To the Reader:
"Naked Censorship, Part I" [September 29] uncovers a lot of fascinating material, and although I wasn't nuts about everything said about me, that's what they call life. It is the best single piece I've read about this now 37-year-old matter.
There is of course more to be said about everything I remember, but here I'd like to make the record about only two or three things.
(1) I wasn't happy about being put on the Chicago Review faculty board. (I wasn't happy about any assignment which left me less time to write.)
(2) When I came to Chicago in l955, I made up my mind not to publish any piece of so-called creative writing (story, poem, novel excerpt) in a University publication. I've kept to that for 40 years. The only poem of mine published in the Review was accepted before I came here.
Editors, including Rosenthal, in the early days, when we were, I thought, friendly, asked me to suggest contributors and to ask them for contributions. I did this and also submitted interviews I'd done with Lillian Hellman, Norman Mailer and Ralph Ellison thinking that they'd embellish the Review. When they were rejected, it didn't take more to show me what the editors wanted and didn't want from me. (The rejected pieces were published by other magazines and, over the years, have been reprinted, several times. I don't think they would have defiled the Review.)

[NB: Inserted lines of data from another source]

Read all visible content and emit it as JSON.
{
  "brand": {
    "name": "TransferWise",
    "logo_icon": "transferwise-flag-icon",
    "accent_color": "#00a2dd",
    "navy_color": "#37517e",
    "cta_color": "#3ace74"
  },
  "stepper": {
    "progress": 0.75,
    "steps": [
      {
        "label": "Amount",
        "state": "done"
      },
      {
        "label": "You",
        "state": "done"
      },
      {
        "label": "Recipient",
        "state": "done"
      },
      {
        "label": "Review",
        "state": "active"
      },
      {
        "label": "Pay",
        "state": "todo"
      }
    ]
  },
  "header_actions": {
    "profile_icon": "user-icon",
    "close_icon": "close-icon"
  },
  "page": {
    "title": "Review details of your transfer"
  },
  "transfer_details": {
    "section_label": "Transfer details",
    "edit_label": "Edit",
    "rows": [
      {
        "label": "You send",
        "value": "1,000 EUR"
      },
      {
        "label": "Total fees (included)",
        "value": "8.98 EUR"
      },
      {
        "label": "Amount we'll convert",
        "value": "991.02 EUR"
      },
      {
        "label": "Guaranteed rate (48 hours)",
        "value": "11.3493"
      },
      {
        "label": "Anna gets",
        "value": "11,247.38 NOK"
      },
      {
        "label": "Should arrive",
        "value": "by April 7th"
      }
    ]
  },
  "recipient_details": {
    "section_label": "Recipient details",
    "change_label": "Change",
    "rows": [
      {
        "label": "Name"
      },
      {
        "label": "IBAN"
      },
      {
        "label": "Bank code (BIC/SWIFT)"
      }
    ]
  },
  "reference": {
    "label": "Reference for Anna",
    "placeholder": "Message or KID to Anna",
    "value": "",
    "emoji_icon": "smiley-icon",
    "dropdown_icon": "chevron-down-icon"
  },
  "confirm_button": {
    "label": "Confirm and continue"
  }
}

(3) I still believe that Kimpton--a good friend of my friend and "boss," Norman Maclean--was a decent man. I admire him for not only listening to this nobody assistant professor but almost immediately realizing that withdrawing a subsidy or censorship were stupid, in fact, intolerable things to do. I'm also grateful to him for giving me a quick course in the political, social and human, yes, human complexity of that piece of the real world called Chicago. That he may have also known how to "use" me--I prefer this to "co-opt"--I can now see from Brennan's piece is a possibility.
I still believe that the compromise we worked out was a good one, despite the view of my old friend--and former student--Bob Coover and other inheritors of the myth of literary martyrdom manufactured by Rosenthal and profitably distributed by Ginsberg.
That I joined with them to read for the benefit of Big Table, and that they published the story I read in the magazine, points to some sort of common understanding.
I hope part two of Brennan's piece will clarify that and other things.